• ENTRIES SHOWN
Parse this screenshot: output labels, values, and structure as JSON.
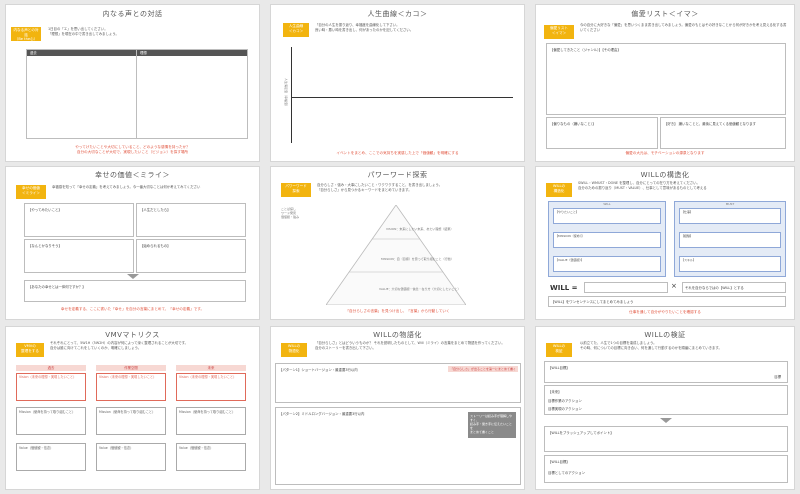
{
  "panels": {
    "p1": {
      "title": "内なる声との対話",
      "tag": "内なる声との対話\n（Be the心）",
      "desc": "1日目の「エ」を思い出してください。\n「理想」を現在の中で書き出してみましょう。",
      "box_left": "過去",
      "box_right_tag": "未来",
      "box_right": "理想",
      "box_right_tag2": "7年",
      "note": "やってけたいことや大切にしていること、どのような感情を持ったか？\n自分の大切なことが大切で、実現したいこと（ビジョン）を探す場所"
    },
    "p2": {
      "title": "人生曲線＜カコ＞",
      "tag": "人生曲線\n＜カコ＞",
      "desc": "「自分の人生を振り返り、幸福度を曲線化して下さい。\n良い時・悪い時を書き出し、何があったのかを記してください。",
      "ylabel": "人生満足度（幸福度）",
      "note": "イベントをまとめ、ここでの気持ちを実感した上で「価値観」を明確にする"
    },
    "p3": {
      "title": "偏愛リスト＜イマ＞",
      "tag": "偏愛リスト\n＜イマ＞",
      "desc": "今の自分に大好きな「偏愛」を思いつくまま書き出してみましょう。偏愛のもとはその好きなことから何が好きかを考え見える化する書いてください",
      "box1": "【偏愛してきたこと（ジャンル）】【その理由】",
      "box2": "【偏りなもの（嫌いなこと）】",
      "box3": "【好き】 嫌いなことと、最後に見えてくる価値観となります",
      "note": "偏愛の大元は、モチベーションの源泉となります"
    },
    "p4": {
      "title": "幸せの価値＜ミライ＞",
      "tag": "幸せの価値\n＜ミライ＞",
      "desc": "幸福感を知って「幸せの定義」を考えてみましょう。今一番大切なことは何か考えてみてください",
      "q1": "【やってみたいこと】",
      "q2": "【人生だとしたら】",
      "q3": "【なんとかなりそう】",
      "q4": "【始められるもの】",
      "q5": "【あなたの幸せとは一体何ですか？】",
      "note": "幸せを定義する、ここに書いた「幸せ」を自分の言葉にまとめて、「幸せの定義」です。"
    },
    "p5": {
      "title": "パワーワード探索",
      "tag": "パワーワード\n探索",
      "desc": "自分らしさ・強み・大事にしたいこと・ワクワクすること、を書き出しましょう。\n『自分らしさ』から見つかるキーワードをまとめていきます。",
      "side": "ことば探し\nワード発見\n価値観・強み",
      "vision": "VISION：未来にしたい未来、あたい理想（結果）",
      "mission": "MISSION：自（目標）を意って取り組むこと（行動）",
      "value": "VALUE：大切な価値観・信念・在り方（大切にしたいこと）",
      "note": "「自分らしさの言葉」を見つけ出し、「言葉」から行動していく"
    },
    "p6": {
      "title": "WILLの構造化",
      "tag": "WILLの\n構造化",
      "desc": "SWILL・WMUST・DONE を整理し、自分にとっての在り方を考えてください。\n自分のための振り返り（MUST・VALUE）、仕事として意味があるものとして考える",
      "will": "WILL",
      "must": "MUST",
      "rows": [
        "【やりたいこと】",
        "【MISSION（使命）】",
        "【VALUE（価値観）】"
      ],
      "right_rows": [
        "【仕事】",
        "【経験】",
        "【スキル】"
      ],
      "formula_left": "WILL =",
      "times": "×",
      "formula_box": "それを自分ならではの【WILL】とする",
      "bottom": "【WILL】をワンセンテンスにしてまとめてみましょう",
      "note": "仕事を通して自分がやりたいことを確認する"
    },
    "p7": {
      "title": "VMVマトリクス",
      "tag": "VMVの\n整理をする",
      "desc": "それぞれにとって、5W1H（5W2H）の内容が何によって深く整理されることが大切です。\n自分は誰に向けてこれをしていくのか、明確にしましょう。",
      "cols": [
        "過去",
        "作業空間",
        "未来"
      ],
      "vision": [
        "Vision（未来の理想・実現したいこと）",
        "Vision（未来の理想・実現したいこと）",
        "Vision（未来の理想・実現したいこと）"
      ],
      "mission": [
        "Mission（使命を持って取り組むこと）",
        "Mission（使命を持って取り組むこと）",
        "Mission（使命を持って取り組むこと）"
      ],
      "value": [
        "Value（価値観・信念）",
        "Value（価値観・信念）",
        "Value（価値観・信念）"
      ]
    },
    "p8": {
      "title": "WILLの物語化",
      "tag": "WILLの\n物語化",
      "desc": "「自分らしさ」とはどういうものか？ それを説明したものとして、Will（ミライ）の言葉をまとめて物語を作ってください。\n自分のストーリーを書き出して下さい。",
      "box1": "【パターン1】ショートバージョン・最重要3行以内",
      "box1_tag": "「自分らしさ」が出ることを第一にまとめて書く",
      "box2": "【パターン2】ミドルロングバージョン・最重要3行以内",
      "gray": "ストーリーは読み手が理解しやすく、\n読み手・聞き手に伝えたいことを\nまとめて書くこと"
    },
    "p9": {
      "title": "WILLの検証",
      "tag": "WILLの\n検証",
      "desc": "以前立てた、人生で1つの目標を達成しましょう。\nその時、何についての目標に向き合い、何を通して行動するのかを順番にまとめていきます。",
      "r1": "【WILL目標】",
      "r1v": "目標",
      "r2": "【未来】",
      "r2a": "目標作業のアクション",
      "r2b": "目標実現のアクション",
      "r3": "【WILLをブラッシュアップしてポイント】",
      "r4": "【WILL目標】",
      "r4v": "目標としてのアクション"
    }
  },
  "colors": {
    "accent": "#f2b40f",
    "red": "#e0513b",
    "blue": "#8fa8d8"
  }
}
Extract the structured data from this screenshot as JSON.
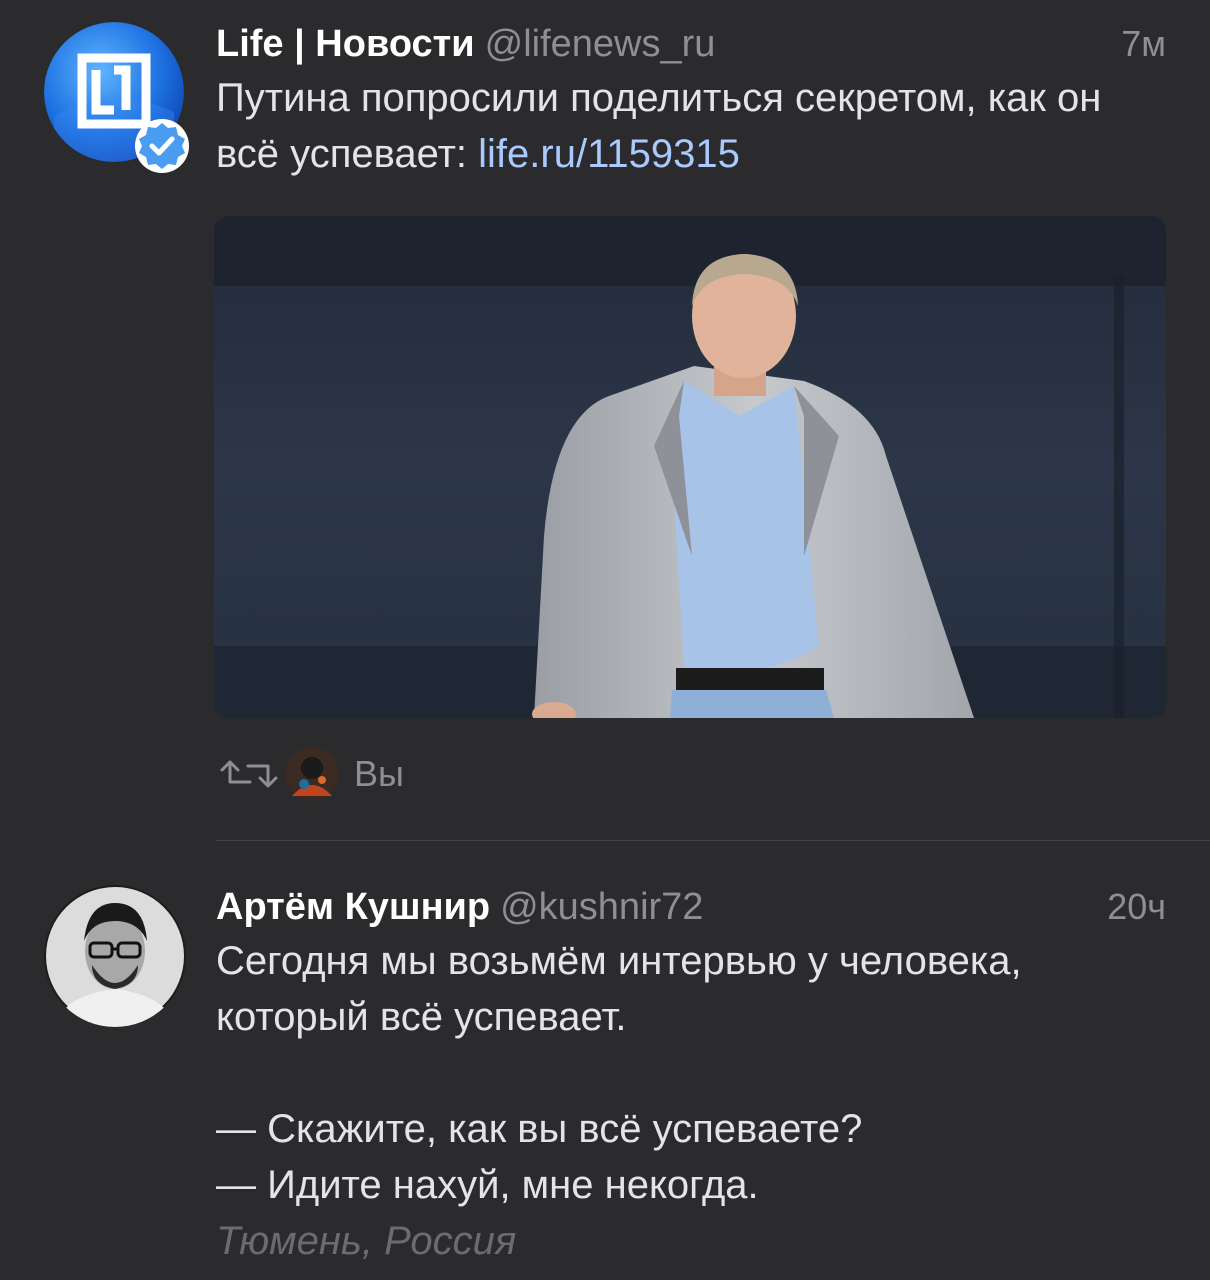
{
  "tweets": [
    {
      "author_name": "Life | Новости",
      "handle": "@lifenews_ru",
      "time": "7м",
      "text": "Путина попросили поделиться секретом, как он всё успевает: ",
      "link": "life.ru/1159315",
      "retweeted_by": "Вы",
      "verified": true
    },
    {
      "author_name": "Артём Кушнир",
      "handle": "@kushnir72",
      "time": "20ч",
      "text": "Сегодня мы возьмём интервью у человека, который всё успевает.\n\n— Скажите, как вы всё успеваете?\n— Идите нахуй, мне некогда.",
      "location": "Тюмень, Россия"
    }
  ],
  "icons": {
    "retweet": "retweet-icon",
    "verified": "verified-badge-icon"
  },
  "colors": {
    "background": "#2b2b2d",
    "link": "#a9c9ff",
    "muted": "#8e8e93",
    "verified": "#4a9cf0"
  }
}
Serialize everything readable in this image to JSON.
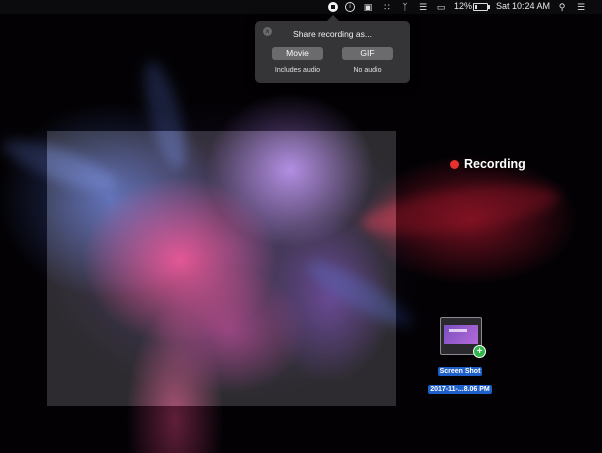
{
  "menubar": {
    "battery_percent": "12%",
    "clock": "Sat 10:24 AM"
  },
  "share_popover": {
    "title": "Share recording as...",
    "movie_button": "Movie",
    "movie_caption": "Includes audio",
    "gif_button": "GIF",
    "gif_caption": "No audio"
  },
  "recording": {
    "label": "Recording",
    "dot_color": "#e8302e"
  },
  "desktop_file": {
    "name_line1": "Screen Shot",
    "name_line2": "2017-11-...8.06 PM"
  },
  "icons": [
    "stop-recording-icon",
    "info-icon",
    "camera-icon",
    "grid-icon",
    "bluetooth-icon",
    "wifi-icon",
    "airplay-icon",
    "battery-icon",
    "search-icon",
    "list-icon",
    "close-icon",
    "plus-icon"
  ]
}
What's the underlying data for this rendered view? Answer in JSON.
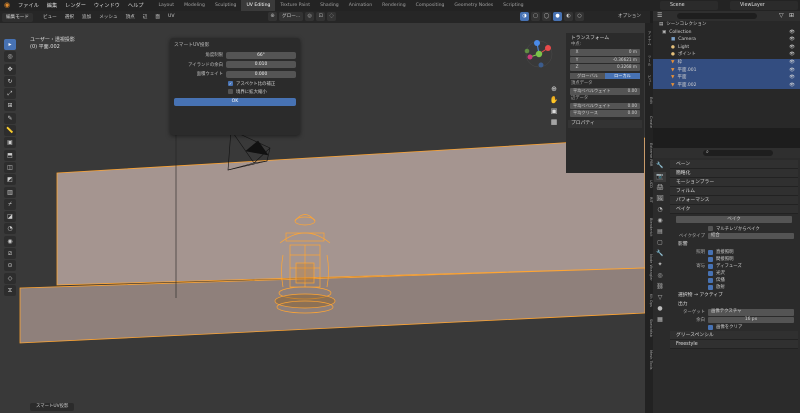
{
  "app": {
    "menu": [
      "ファイル",
      "編集",
      "レンダー",
      "ウィンドウ",
      "ヘルプ"
    ],
    "workspaces": [
      "Layout",
      "Modeling",
      "Sculpting",
      "UV Editing",
      "Texture Paint",
      "Shading",
      "Animation",
      "Rendering",
      "Compositing",
      "Geometry Nodes",
      "Scripting"
    ],
    "active_workspace": "UV Editing",
    "scene": "Scene",
    "view_layer": "ViewLayer"
  },
  "viewport_header": {
    "mode": "編集モード",
    "menus": [
      "ビュー",
      "選択",
      "追加",
      "メッシュ",
      "頂点",
      "辺",
      "面",
      "UV"
    ],
    "transform_label": "グロー...",
    "options_label": "オプション"
  },
  "viewport": {
    "view_name": "ユーザー・透視投影",
    "object_name": "(0) 平面.002"
  },
  "operator_panel": {
    "title": "スマートUV投影",
    "rows": [
      {
        "label": "角度制限",
        "value": "66°"
      },
      {
        "label": "アイランドの余白",
        "value": "0.010"
      },
      {
        "label": "面積ウェイト",
        "value": "0.000"
      }
    ],
    "checks": [
      {
        "label": "アスペクト比の補正",
        "checked": true
      },
      {
        "label": "境界に拡大縮小",
        "checked": false
      }
    ],
    "ok": "OK"
  },
  "npanel": {
    "header": "トランスフォーム",
    "vertex_label": "中点:",
    "coords": [
      {
        "axis": "X",
        "value": "0 m"
      },
      {
        "axis": "Y",
        "value": "-0.36621 m"
      },
      {
        "axis": "Z",
        "value": "0.3268 m"
      }
    ],
    "global": "グローバル",
    "local": "ローカル",
    "vertex_data": "頂点データ",
    "mean_bevel_weight": "平均ベベルウェイト",
    "mean_bevel_value": "0.00",
    "edge_data": "辺データ",
    "mean_bevel_weight2": "平均ベベルウェイト",
    "mean_bevel_value2": "0.00",
    "mean_crease": "平均クリース",
    "mean_crease_value": "0.00",
    "properties": "プロパティ"
  },
  "side_tabs": [
    "アイテム",
    "ツール",
    "ビュー",
    "Edit",
    "Create",
    "Extreme PBR",
    "UCD",
    "RIT",
    "Blenderkit",
    "Node Wrangler",
    "Kit Ops",
    "Sketchfab",
    "Mesh Tools"
  ],
  "outliner": {
    "title": "シーンコレクション",
    "items": [
      {
        "name": "Collection",
        "indent": 1,
        "icon": "▣",
        "color": "#bbbbbb",
        "selected": false
      },
      {
        "name": "Camera",
        "indent": 2,
        "icon": "■",
        "color": "#7aa0c8",
        "selected": false
      },
      {
        "name": "Light",
        "indent": 2,
        "icon": "●",
        "color": "#e5c07b",
        "selected": false
      },
      {
        "name": "ポイント",
        "indent": 2,
        "icon": "●",
        "color": "#e5c07b",
        "selected": false
      },
      {
        "name": "枠",
        "indent": 2,
        "icon": "▼",
        "color": "#e69138",
        "selected": true
      },
      {
        "name": "平面.001",
        "indent": 2,
        "icon": "▼",
        "color": "#e69138",
        "selected": true
      },
      {
        "name": "平面",
        "indent": 2,
        "icon": "▼",
        "color": "#e69138",
        "selected": true
      },
      {
        "name": "平面.002",
        "indent": 2,
        "icon": "▼",
        "color": "#e69138",
        "selected": true
      }
    ]
  },
  "properties": {
    "sections": [
      "ベーン",
      "簡略化",
      "モーションブラー",
      "フィルム",
      "パフォーマンス",
      "ベイク"
    ],
    "bake_button": "ベイク",
    "multires_bake": "マルチレゾからベイク",
    "bake_type_label": "ベイクタイプ",
    "bake_type_value": "結合",
    "influence": "影響",
    "lighting_label": "照明",
    "lighting": [
      "直接照明",
      "間接照明"
    ],
    "contrib_label": "寄与",
    "contrib": [
      "ディフューズ",
      "光沢",
      "伝播",
      "放射"
    ],
    "selected_active": "選択物 → アクティブ",
    "output": "出力",
    "target_label": "ターゲット",
    "target_value": "画像テクスチャ",
    "margin_label": "余白",
    "margin_value": "16 px",
    "clear_image": "画像をクリア",
    "grease_pencil": "グリースペンシル",
    "freestyle": "Freestyle"
  },
  "toolbar_icons": [
    "select-box",
    "cursor",
    "move",
    "rotate",
    "scale",
    "transform",
    "annotate",
    "measure",
    "add-cube",
    "extrude",
    "inset",
    "bevel",
    "loop-cut",
    "knife",
    "poly-build",
    "spin",
    "smooth",
    "edge-slide",
    "shrink-fatten",
    "shear",
    "rip"
  ],
  "status": {
    "last_op": "スマートUV投影"
  },
  "colors": {
    "accent": "#4772b3",
    "selection_orange": "#ffa533",
    "viewport_bg": "#393939"
  }
}
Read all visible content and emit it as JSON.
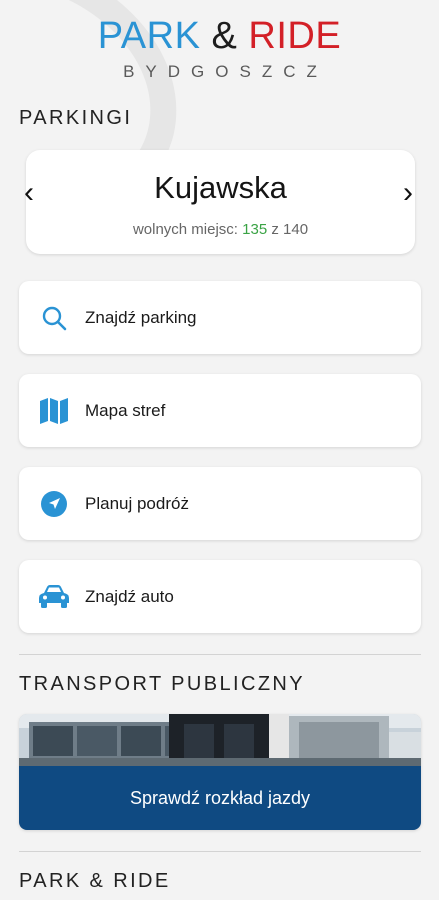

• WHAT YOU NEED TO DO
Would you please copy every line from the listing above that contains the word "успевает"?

• SOLUTION TO THE PROBLEM
      "text": "Путина попросили поделиться секретом, как он всё успевает: ",
      "text": "Сегодня мы возьмём интервью у человека, который всё успевает.\n\n— Скажите, как вы всё успеваете?\n— Идите нахуй, мне некогда.",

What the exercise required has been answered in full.